On day two, with the same field design and sporting equipment, I introduced the idea of stretch zones. Students formed the same groups as on day one and discussed which sports were out of their comfort zone and more challenging to them. Some of my students were timid and others slightly frustrated as they struggled to perform the skills in sports in which they were not comfortable. Then we discussed, as a class, how even when something is challenging, awkward, or intimidating, if we recognize the difficulty and intentionally practice, we give ourselves the opportunity to overcome it over time.
Building Bulldogs required more than just adjusting my curriculum—it also meant some changes to the way I taught. I found myself opening up to my students and sharing about my own hardships and successes in order to create a classroom culture of tolerance, genuineness, and trust. As a result, my students felt freer to be their authentic selves as well.
Weekly well-being reflections, an initial cornerstone of Building Bulldogs, illuminated so much that I wouldn’t have otherwise known about my students’ lives: complicated living situations, deaths of loved ones, and a whole array of emotional and material needs. As added support, I connected with the school’s guidance counselor to help me field serious concerns and to co-facilitate sessions when I felt out of my depth.
In fall 2020, Ellya, a student from my PE class the year before, reached out to me because she wanted to become an ambassador for the Building Bulldogs program—the program had really helped, and I was more than happy to involve her.

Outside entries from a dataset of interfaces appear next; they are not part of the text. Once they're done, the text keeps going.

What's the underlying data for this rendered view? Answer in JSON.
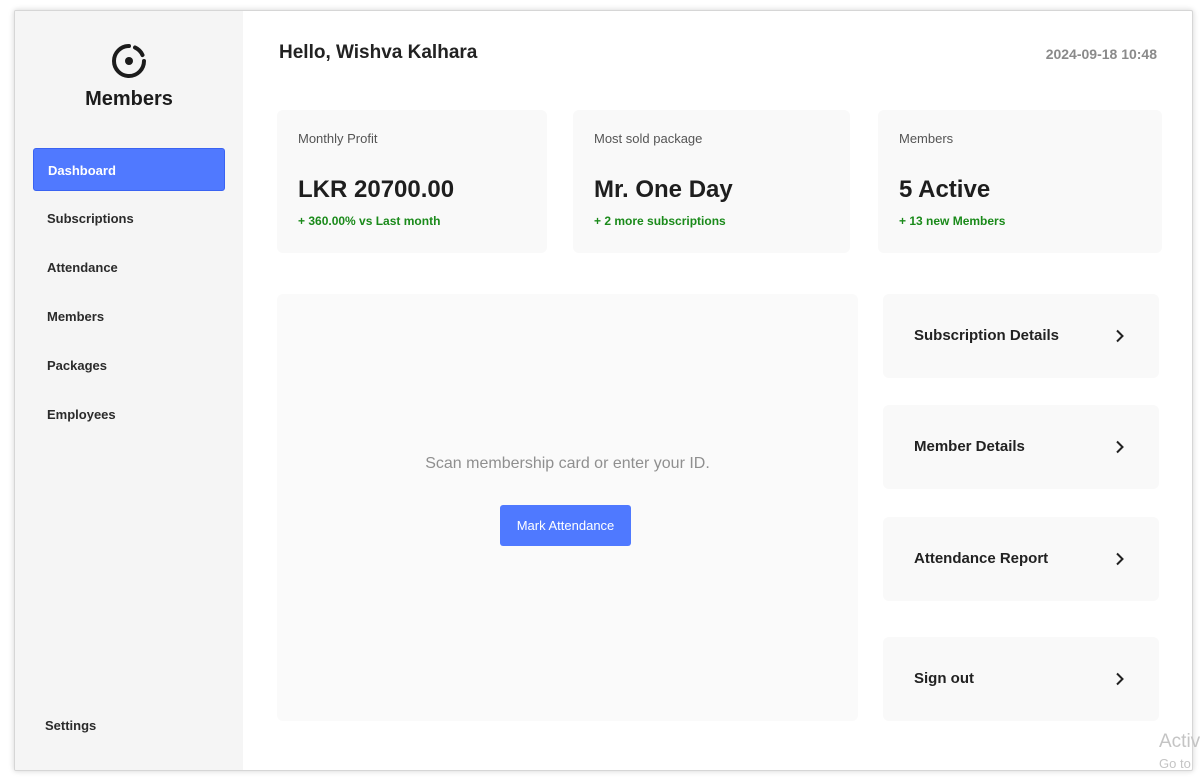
{
  "sidebar": {
    "brand": "Members",
    "logo_icon": "ring-dot-logo-icon",
    "items": [
      {
        "label": "Dashboard",
        "active": true
      },
      {
        "label": "Subscriptions",
        "active": false
      },
      {
        "label": "Attendance",
        "active": false
      },
      {
        "label": "Members",
        "active": false
      },
      {
        "label": "Packages",
        "active": false
      },
      {
        "label": "Employees",
        "active": false
      }
    ],
    "settings_label": "Settings"
  },
  "header": {
    "greeting": "Hello, Wishva Kalhara",
    "datetime": "2024-09-18 10:48"
  },
  "stats": [
    {
      "label": "Monthly Profit",
      "value": "LKR 20700.00",
      "sub": "+ 360.00% vs Last month"
    },
    {
      "label": "Most sold package",
      "value": "Mr. One Day",
      "sub": "+ 2 more subscriptions"
    },
    {
      "label": "Members",
      "value": "5 Active",
      "sub": "+ 13 new Members"
    }
  ],
  "scan": {
    "prompt": "Scan membership card or enter your ID.",
    "button_label": "Mark Attendance"
  },
  "actions": [
    {
      "label": "Subscription Details"
    },
    {
      "label": "Member Details"
    },
    {
      "label": "Attendance Report"
    },
    {
      "label": "Sign out"
    }
  ],
  "watermark": {
    "line1": "Activ",
    "line2": "Go to"
  },
  "colors": {
    "accent": "#5079ff",
    "positive": "#1a8a1a"
  }
}
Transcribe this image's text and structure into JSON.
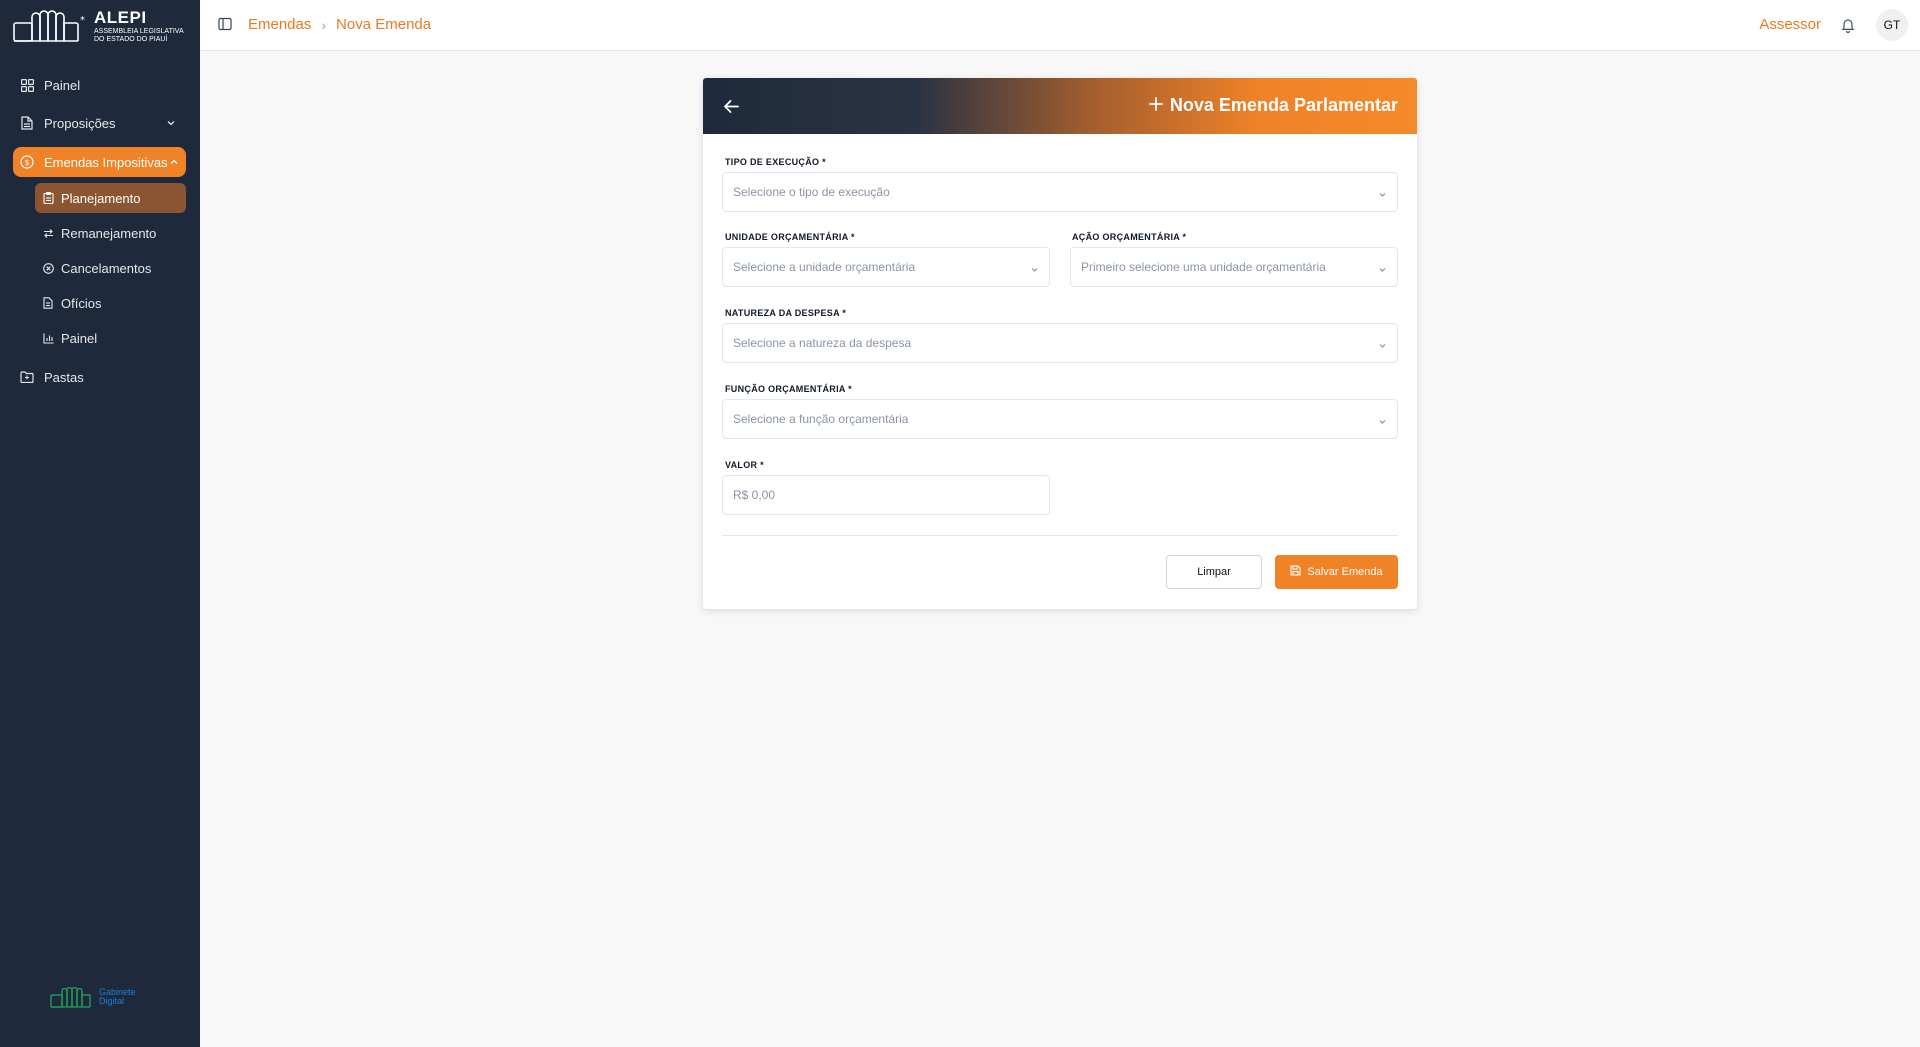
{
  "logo": {
    "title": "ALEPI",
    "subtitle_line1": "ASSEMBLEIA LEGISLATIVA",
    "subtitle_line2": "DO ESTADO DO PIAUÍ"
  },
  "sidebar": {
    "items": [
      {
        "label": "Painel",
        "icon": "grid-icon"
      },
      {
        "label": "Proposições",
        "icon": "document-icon",
        "expandable": true
      },
      {
        "label": "Emendas Impositivas",
        "icon": "dollar-circle-icon",
        "active": true,
        "expanded": true
      },
      {
        "label": "Pastas",
        "icon": "folder-icon"
      }
    ],
    "subitems": [
      {
        "label": "Planejamento",
        "icon": "clipboard-icon",
        "active": true
      },
      {
        "label": "Remanejamento",
        "icon": "arrows-swap-icon"
      },
      {
        "label": "Cancelamentos",
        "icon": "x-circle-icon"
      },
      {
        "label": "Ofícios",
        "icon": "file-text-icon"
      },
      {
        "label": "Painel",
        "icon": "bar-chart-icon"
      }
    ],
    "footer": {
      "line1": "Gabinete",
      "line2": "Digital"
    }
  },
  "header": {
    "breadcrumbs": [
      "Emendas",
      "Nova Emenda"
    ],
    "role": "Assessor",
    "avatar": "GT"
  },
  "form": {
    "title": "Nova Emenda Parlamentar",
    "fields": {
      "tipo_execucao": {
        "label": "TIPO DE EXECUÇÃO *",
        "placeholder": "Selecione o tipo de execução"
      },
      "unidade_orcamentaria": {
        "label": "UNIDADE ORÇAMENTÁRIA *",
        "placeholder": "Selecione a unidade orçamentária"
      },
      "acao_orcamentaria": {
        "label": "AÇÃO ORÇAMENTÁRIA *",
        "placeholder": "Primeiro selecione uma unidade orçamentária"
      },
      "natureza_despesa": {
        "label": "NATUREZA DA DESPESA *",
        "placeholder": "Selecione a natureza da despesa"
      },
      "funcao_orcamentaria": {
        "label": "FUNÇÃO ORÇAMENTÁRIA *",
        "placeholder": "Selecione a função orçamentária"
      },
      "valor": {
        "label": "VALOR *",
        "placeholder": "R$ 0,00",
        "value": ""
      }
    },
    "buttons": {
      "clear": "Limpar",
      "save": "Salvar Emenda"
    }
  },
  "colors": {
    "sidebar_bg": "#1e2a3b",
    "accent": "#f08228",
    "active_sub": "#8a5530",
    "link": "#ea7a1f"
  }
}
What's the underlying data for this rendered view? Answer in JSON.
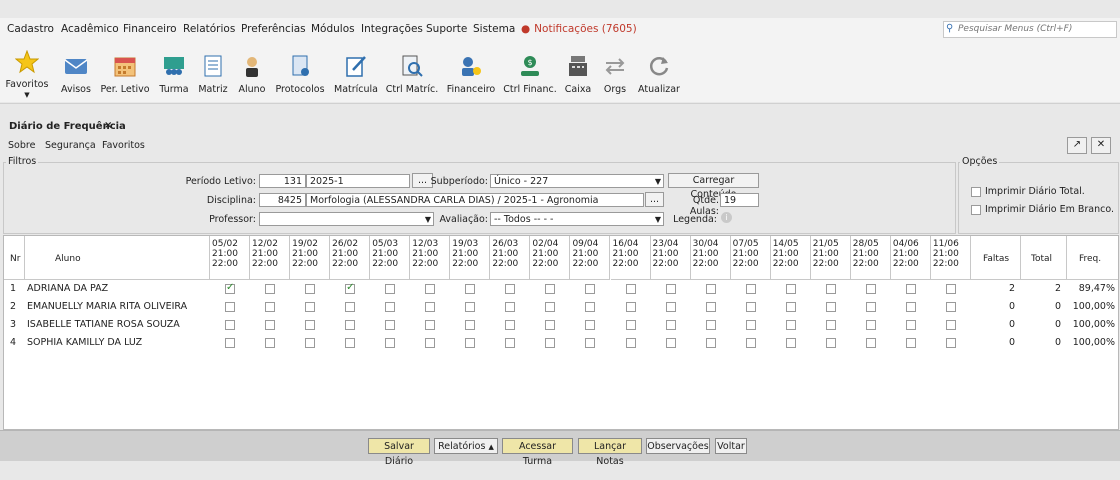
{
  "menu": {
    "items": [
      {
        "label": "Cadastro",
        "id": "cadastro"
      },
      {
        "label": "Acadêmico",
        "id": "academico"
      },
      {
        "label": "Financeiro",
        "id": "financeiro"
      },
      {
        "label": "Relatórios",
        "id": "relatorios"
      },
      {
        "label": "Preferências",
        "id": "preferencias"
      },
      {
        "label": "Módulos",
        "id": "modulos"
      },
      {
        "label": "Integrações",
        "id": "integracoes"
      },
      {
        "label": "Suporte",
        "id": "suporte"
      },
      {
        "label": "Sistema",
        "id": "sistema"
      }
    ],
    "notifications": "Notificações (7605)",
    "search_placeholder": "Pesquisar Menus (Ctrl+F)"
  },
  "toolbar": {
    "favoritos": "Favoritos",
    "avisos": "Avisos",
    "per_letivo": "Per. Letivo",
    "turma": "Turma",
    "matriz": "Matriz",
    "aluno": "Aluno",
    "protocolos": "Protocolos",
    "matricula": "Matrícula",
    "ctrl_matric": "Ctrl Matríc.",
    "financeiro": "Financeiro",
    "ctrl_financ": "Ctrl Financ.",
    "caixa": "Caixa",
    "orgs": "Orgs",
    "atualizar": "Atualizar"
  },
  "tab": {
    "title": "Diário de Frequência",
    "close": "×"
  },
  "submenu": {
    "sobre": "Sobre",
    "seguranca": "Segurança",
    "favoritos": "Favoritos"
  },
  "filtros": {
    "title": "Filtros",
    "periodo_label": "Período Letivo:",
    "periodo_code": "131",
    "periodo_value": "2025-1",
    "subperiodo_label": "Subperíodo:",
    "subperiodo_value": "Único - 227",
    "carregar": "Carregar Conteúdo",
    "disciplina_label": "Disciplina:",
    "disciplina_code": "8425",
    "disciplina_value": "Morfologia  (ALESSANDRA CARLA DIAS) / 2025-1 - Agronomia",
    "qtde_label": "Qtde. Aulas:",
    "qtde_value": "19",
    "professor_label": "Professor:",
    "professor_value": "",
    "avaliacao_label": "Avaliação:",
    "avaliacao_value": "-- Todos -- -  -",
    "legenda_label": "Legenda:",
    "ellipsis": "..."
  },
  "opcoes": {
    "title": "Opções",
    "imprimir_total": "Imprimir Diário Total.",
    "imprimir_branco": "Imprimir Diário Em Branco."
  },
  "grid": {
    "headers": {
      "nr": "Nr",
      "aluno": "Aluno",
      "faltas": "Faltas",
      "total": "Total",
      "freq": "Freq."
    },
    "dates": [
      {
        "date": "05/02",
        "start": "21:00",
        "end": "22:00"
      },
      {
        "date": "12/02",
        "start": "21:00",
        "end": "22:00"
      },
      {
        "date": "19/02",
        "start": "21:00",
        "end": "22:00"
      },
      {
        "date": "26/02",
        "start": "21:00",
        "end": "22:00"
      },
      {
        "date": "05/03",
        "start": "21:00",
        "end": "22:00"
      },
      {
        "date": "12/03",
        "start": "21:00",
        "end": "22:00"
      },
      {
        "date": "19/03",
        "start": "21:00",
        "end": "22:00"
      },
      {
        "date": "26/03",
        "start": "21:00",
        "end": "22:00"
      },
      {
        "date": "02/04",
        "start": "21:00",
        "end": "22:00"
      },
      {
        "date": "09/04",
        "start": "21:00",
        "end": "22:00"
      },
      {
        "date": "16/04",
        "start": "21:00",
        "end": "22:00"
      },
      {
        "date": "23/04",
        "start": "21:00",
        "end": "22:00"
      },
      {
        "date": "30/04",
        "start": "21:00",
        "end": "22:00"
      },
      {
        "date": "07/05",
        "start": "21:00",
        "end": "22:00"
      },
      {
        "date": "14/05",
        "start": "21:00",
        "end": "22:00"
      },
      {
        "date": "21/05",
        "start": "21:00",
        "end": "22:00"
      },
      {
        "date": "28/05",
        "start": "21:00",
        "end": "22:00"
      },
      {
        "date": "04/06",
        "start": "21:00",
        "end": "22:00"
      },
      {
        "date": "11/06",
        "start": "21:00",
        "end": "22:00"
      }
    ],
    "rows": [
      {
        "nr": "1",
        "aluno": "ADRIANA DA PAZ",
        "checks": [
          true,
          false,
          false,
          true,
          false,
          false,
          false,
          false,
          false,
          false,
          false,
          false,
          false,
          false,
          false,
          false,
          false,
          false,
          false
        ],
        "faltas": "2",
        "total": "2",
        "freq": "89,47%"
      },
      {
        "nr": "2",
        "aluno": "EMANUELLY MARIA RITA OLIVEIRA",
        "checks": [
          false,
          false,
          false,
          false,
          false,
          false,
          false,
          false,
          false,
          false,
          false,
          false,
          false,
          false,
          false,
          false,
          false,
          false,
          false
        ],
        "faltas": "0",
        "total": "0",
        "freq": "100,00%"
      },
      {
        "nr": "3",
        "aluno": "ISABELLE TATIANE ROSA SOUZA",
        "checks": [
          false,
          false,
          false,
          false,
          false,
          false,
          false,
          false,
          false,
          false,
          false,
          false,
          false,
          false,
          false,
          false,
          false,
          false,
          false
        ],
        "faltas": "0",
        "total": "0",
        "freq": "100,00%"
      },
      {
        "nr": "4",
        "aluno": "SOPHIA KAMILLY DA LUZ",
        "checks": [
          false,
          false,
          false,
          false,
          false,
          false,
          false,
          false,
          false,
          false,
          false,
          false,
          false,
          false,
          false,
          false,
          false,
          false,
          false
        ],
        "faltas": "0",
        "total": "0",
        "freq": "100,00%"
      }
    ]
  },
  "actions": {
    "salvar": "Salvar Diário",
    "relatorios": "Relatórios",
    "acessar": "Acessar Turma",
    "lancar": "Lançar Notas",
    "observacoes": "Observações",
    "voltar": "Voltar"
  },
  "colors": {
    "accent": "#efe6a8",
    "notif": "#c0392b",
    "check": "#2e8b2e"
  }
}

Physical education teachers are well positioned to advance SEL—the kinesthetic component of Building Bulldogs really drove student engagement. Actively learning SEL concepts brought them to life for my students, demonstrating their value and how they could be applied in other areas of life.
CONTINUING TO GROW
Last year, with the ongoing help of my principal, the guidance counselor, and Ellya, Building Bulldogs became a robust program that reached across the school. When sports and clubs reconvened, I worked with our school counselors to facilitate SEL sessions with the school’s instrumental music director and head coaches of every sport on campus. Ellya is supporting sessions as a peer coach and confidante, as well as using her position in the broadcast journalism club to spread messages from Building Bulldogs and keep students’ social and emotional growth at the forefront of our staff’s minds and priorities.
Outside of PE, I collaborate with coaches and counselors to use SEL lessons with student athletes and cover topics like taking ownership, de-escalating conflicts, and communicating intentionally in high-stress situations. Reflecting on SEL prompts tailored to situations they encounter in their sports, students build their self-awareness and relationship skills.
Every teacher can put their own spin on an SEL program. Don’t let not having a background in mental health stop you—take advantage of professional development opportunities to learn SEL concepts, and tap into your network of counselors, administrators, and experts. Be creative and make it yours. Risk trying new instructional ideas, and know that every lesson will not be an immediate success. Every new program takes time to improve. It will be worth it for your students. And be prepared to grow and be changed yourself in the process, as I was.